The Rehnquist Court's conservative majority seems committed to maintaining this boundary even though it may limit the ability of Congress to advance conservative policies in particular cases. Take same-sex marriage. Even though it is an A-list issue for social conservatives, the Court expressly identified marriage (in a recent Commerce Clause case) as a matter of "truly local" concern and not at all "economic." There is little reason to think the Court will back off on this, even if confronted by a federal statute banning same-sex marriage. The Rehnquist Court's federalism, then, is conservative without always generating a conservative outcome.He proposes that "Progressive Federalism" should be the mirror image of this.

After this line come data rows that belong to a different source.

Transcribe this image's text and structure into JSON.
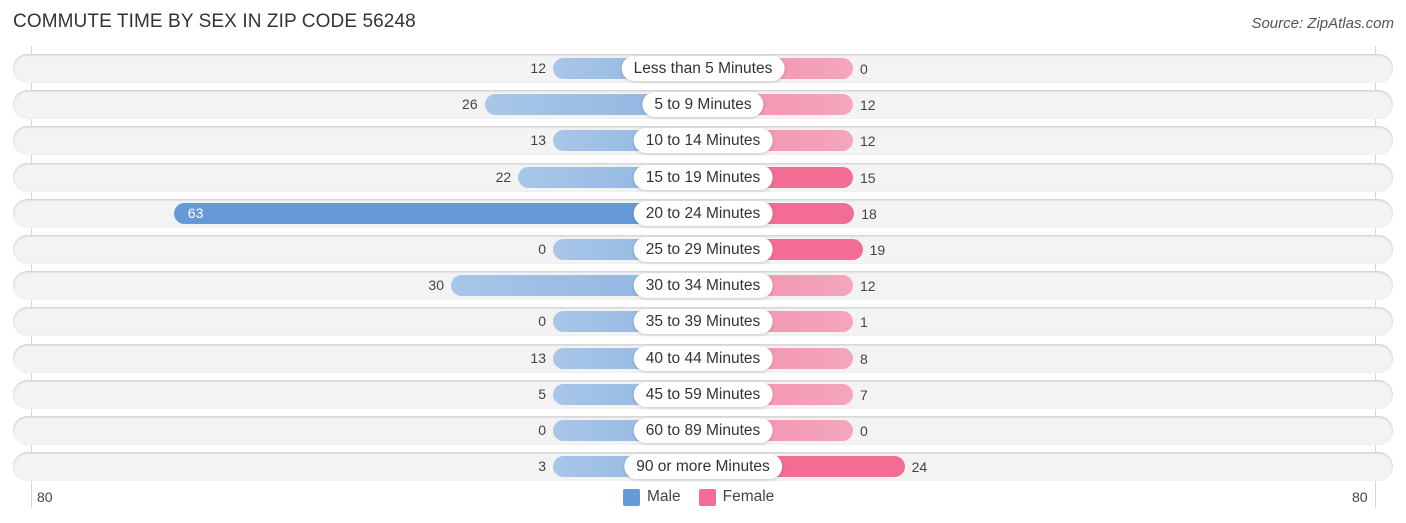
{
  "header": {
    "title": "COMMUTE TIME BY SEX IN ZIP CODE 56248",
    "source": "Source: ZipAtlas.com"
  },
  "chart_data": {
    "type": "bar",
    "orientation": "horizontal-diverging",
    "title": "COMMUTE TIME BY SEX IN ZIP CODE 56248",
    "categories": [
      "Less than 5 Minutes",
      "5 to 9 Minutes",
      "10 to 14 Minutes",
      "15 to 19 Minutes",
      "20 to 24 Minutes",
      "25 to 29 Minutes",
      "30 to 34 Minutes",
      "35 to 39 Minutes",
      "40 to 44 Minutes",
      "45 to 59 Minutes",
      "60 to 89 Minutes",
      "90 or more Minutes"
    ],
    "series": [
      {
        "name": "Male",
        "color": "#6699d8",
        "values": [
          12,
          26,
          13,
          22,
          63,
          0,
          30,
          0,
          13,
          5,
          0,
          3
        ]
      },
      {
        "name": "Female",
        "color": "#f26c94",
        "values": [
          0,
          12,
          12,
          15,
          18,
          19,
          12,
          1,
          8,
          7,
          0,
          24
        ]
      }
    ],
    "xlim": [
      -80,
      80
    ],
    "tick_labels": {
      "left": "80",
      "right": "80"
    },
    "legend": {
      "position": "bottom-center",
      "entries": [
        "Male",
        "Female"
      ]
    }
  }
}
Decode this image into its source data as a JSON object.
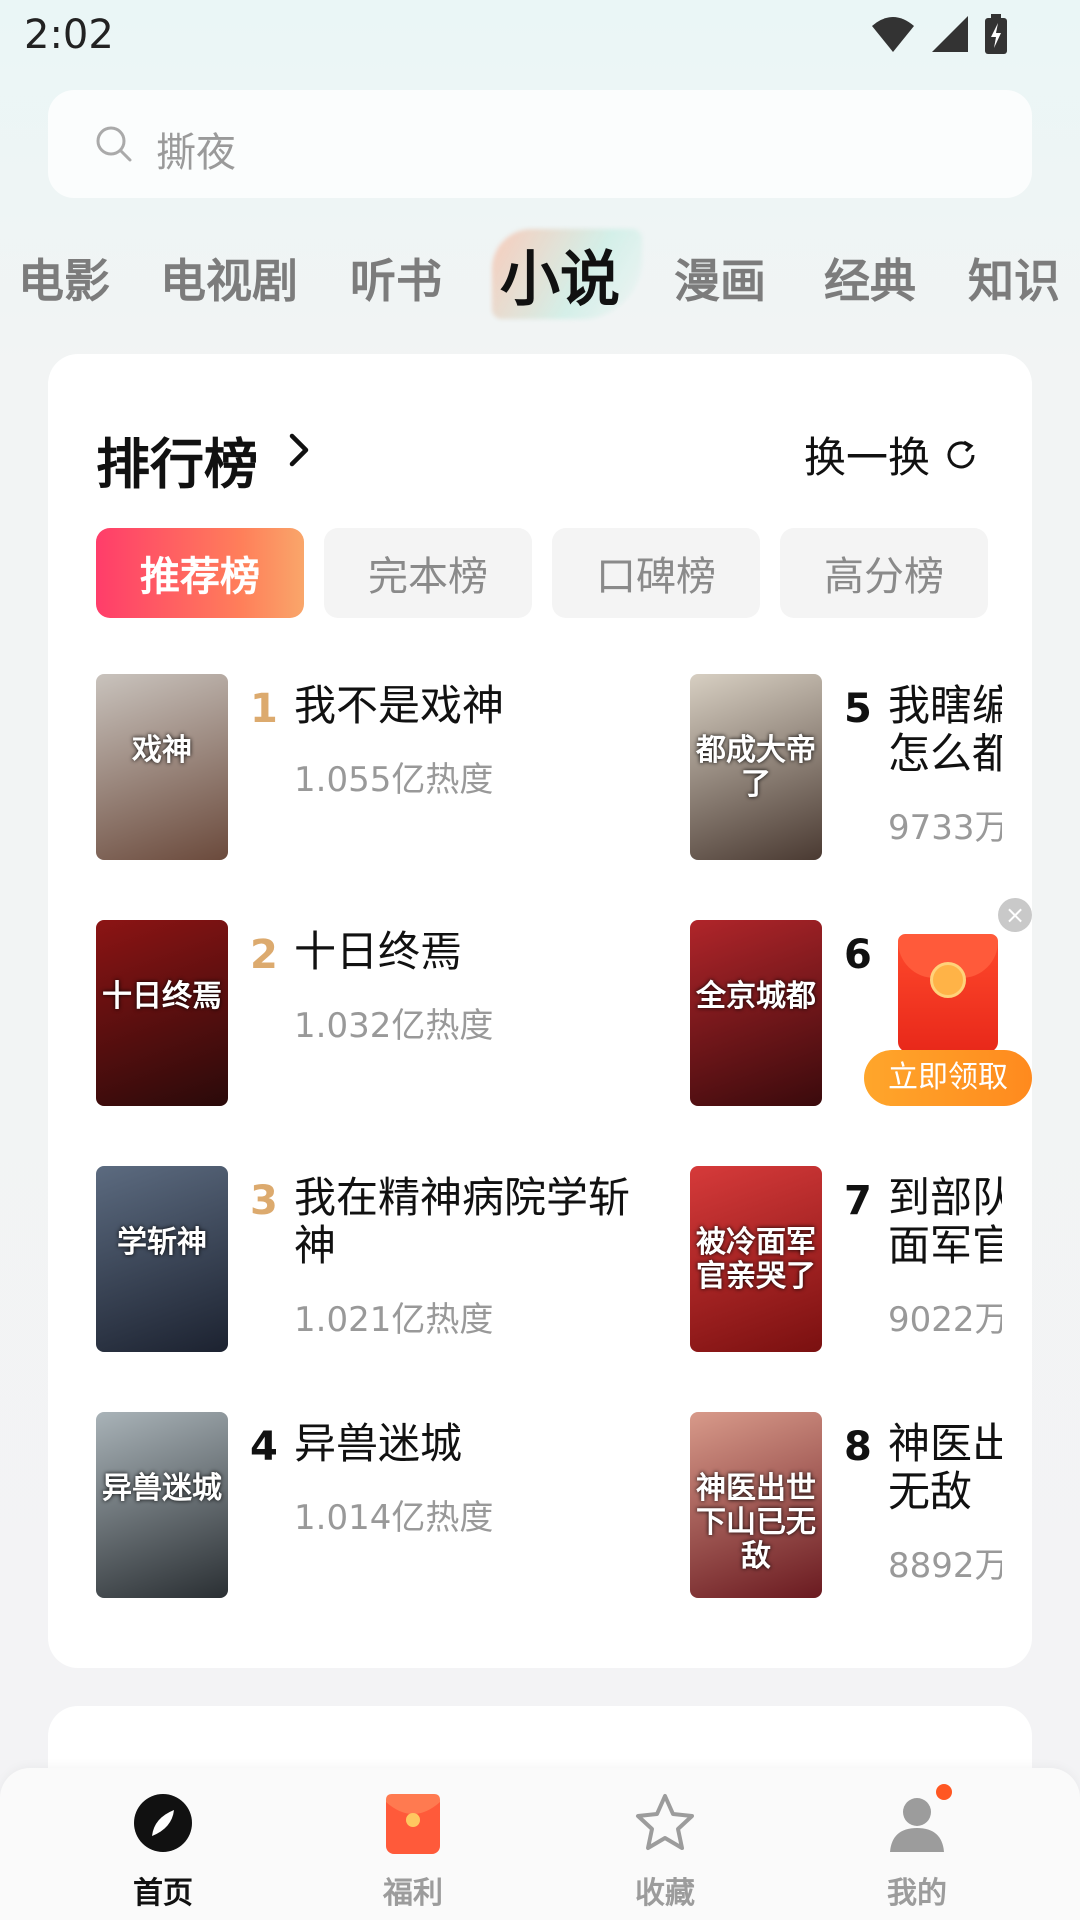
{
  "status_bar": {
    "time": "2:02"
  },
  "search": {
    "placeholder": "撕夜"
  },
  "category_tabs": [
    "电影",
    "电视剧",
    "听书",
    "小说",
    "漫画",
    "经典",
    "知识"
  ],
  "ranking": {
    "title": "排行榜",
    "refresh_label": "换一换",
    "tabs": [
      "推荐榜",
      "完本榜",
      "口碑榜",
      "高分榜"
    ],
    "books": [
      {
        "rank": "1",
        "title": "我不是戏神",
        "heat": "1.055亿热度",
        "cover_text": "戏神",
        "cover_colors": [
          "#c9c3bd",
          "#6b4a3c"
        ]
      },
      {
        "rank": "2",
        "title": "十日终焉",
        "heat": "1.032亿热度",
        "cover_text": "十日终焉",
        "cover_colors": [
          "#8c1414",
          "#2a0a0a"
        ]
      },
      {
        "rank": "3",
        "title": "我在精神病院学斩神",
        "heat": "1.021亿热度",
        "cover_text": "学斩神",
        "cover_colors": [
          "#5c6b80",
          "#1c2230"
        ]
      },
      {
        "rank": "4",
        "title": "异兽迷城",
        "heat": "1.014亿热度",
        "cover_text": "异兽迷城",
        "cover_colors": [
          "#a9b3b8",
          "#2a2f33"
        ]
      },
      {
        "rank": "5",
        "title": "我瞎编",
        "title2": "怎么都",
        "heat": "9733万",
        "cover_text": "都成大帝了",
        "cover_colors": [
          "#d7cfc2",
          "#4a3a32"
        ]
      },
      {
        "rank": "6",
        "title": "",
        "heat": "",
        "cover_text": "全京城都",
        "cover_colors": [
          "#b0252a",
          "#3a0a0c"
        ]
      },
      {
        "rank": "7",
        "title": "到部队",
        "title2": "面军官",
        "heat": "9022万",
        "cover_text": "被冷面军官亲哭了",
        "cover_colors": [
          "#d63a3a",
          "#7a1010"
        ]
      },
      {
        "rank": "8",
        "title": "神医出",
        "title2": "无敌",
        "heat": "8892万",
        "cover_text": "神医出世下山已无敌",
        "cover_colors": [
          "#d89a8a",
          "#6a1a20"
        ]
      }
    ]
  },
  "red_packet": {
    "button_label": "立即领取",
    "close_symbol": "×"
  },
  "bottom_nav": [
    {
      "label": "首页",
      "icon": "compass-icon",
      "active": true
    },
    {
      "label": "福利",
      "icon": "red-packet-icon",
      "active": false
    },
    {
      "label": "收藏",
      "icon": "star-icon",
      "active": false
    },
    {
      "label": "我的",
      "icon": "user-icon",
      "active": false
    }
  ],
  "colors": {
    "accent_gradient_start": "#ff3d6a",
    "accent_gradient_end": "#f9a66a",
    "rank_gold": "#dcaa6e",
    "notification_dot": "#ff5722"
  }
}
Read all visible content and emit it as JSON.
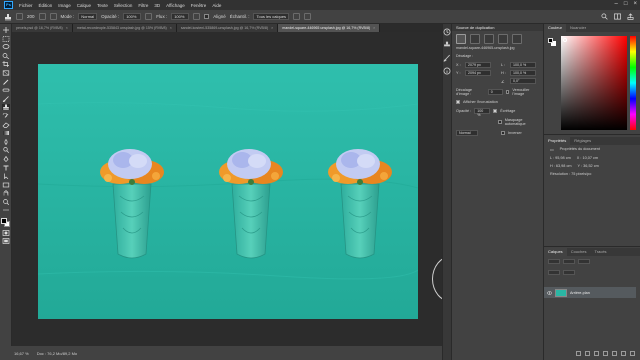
{
  "menu": {
    "logo": "Ps",
    "items": [
      "Fichier",
      "Édition",
      "Image",
      "Calque",
      "Texte",
      "Sélection",
      "Filtre",
      "3D",
      "Affichage",
      "Fenêtre",
      "Aide"
    ]
  },
  "options": {
    "mode_label": "Mode :",
    "mode_value": "Normal",
    "opacity_label": "Opacité :",
    "opacity_value": "100%",
    "flux_label": "Flux :",
    "flux_value": "100%",
    "aligne_label": "Aligné",
    "sample_label": "Échantil. :",
    "sample_value": "Tous les calques",
    "size_value": "200"
  },
  "tabs": [
    {
      "label": "pexels.psd @ 16,7% (RVB/8)",
      "active": false
    },
    {
      "label": "metal-recordeople-535843 unsplash.jpg @ 15% (RVB/8)",
      "active": false
    },
    {
      "label": "sandel-kostenl-535869-unsplash.jpg @ 16,7% (RVB/8)",
      "active": false
    },
    {
      "label": "mandel-square-446965 unsplash.jpg @ 16,7% (RVB/8)",
      "active": true
    }
  ],
  "status": {
    "zoom": "16,67 %",
    "doc": "Doc : 76,2 Mo/89,2 Mo"
  },
  "clone_source": {
    "title": "Source de duplication",
    "source_file": "mandel-square-446965-unsplash.jpg",
    "offset_label": "Décalage :",
    "x_label": "X :",
    "x_value": "2079 px",
    "y_label": "Y :",
    "y_value": "2094 px",
    "w_label": "L :",
    "w_value": "100,0 %",
    "h_label": "H :",
    "h_value": "100,0 %",
    "angle_value": "0,0°",
    "frame_label": "Décalage d'image :",
    "frame_value": "0",
    "lock_label": "Verrouiller l'image",
    "show_overlay": "Afficher l'incrustation",
    "opacity_label": "Opacité :",
    "opacity_value": "100 %",
    "clipped": "Écrêtage",
    "auto_hide": "Masquage automatique",
    "inverse": "Inverser",
    "blend": "Normal"
  },
  "color_panel": {
    "tabs": [
      "Couleur",
      "Nuancier"
    ]
  },
  "properties": {
    "tabs": [
      "Propriétés",
      "Réglages"
    ],
    "doc_props": "Propriétés du document",
    "w_label": "L : 95,98 cm",
    "x_label": "X : 10,07 cm",
    "h_label": "H : 63,98 cm",
    "y_label": "Y : 36,52 cm",
    "resolution": "Résolution : 75 pixels/po"
  },
  "layers": {
    "tabs": [
      "Calques",
      "Couches",
      "Tracés"
    ],
    "layer_name": "Arrière-plan"
  },
  "colors": {
    "wall": "#2ab6a4",
    "flower_blue": "#b9c4ef",
    "flower_orange": "#f09a2a",
    "vase": "#45c6b0"
  }
}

It would give states and local governments much greater room to regulate the private market. This would check national and multinational business influence as Louis Brandeis and earlier progressives once imagined. It would also give the national government much more power to regulate nonmarket social relations. This would give Congress the power to protect basic Fourteenth Amendment rights.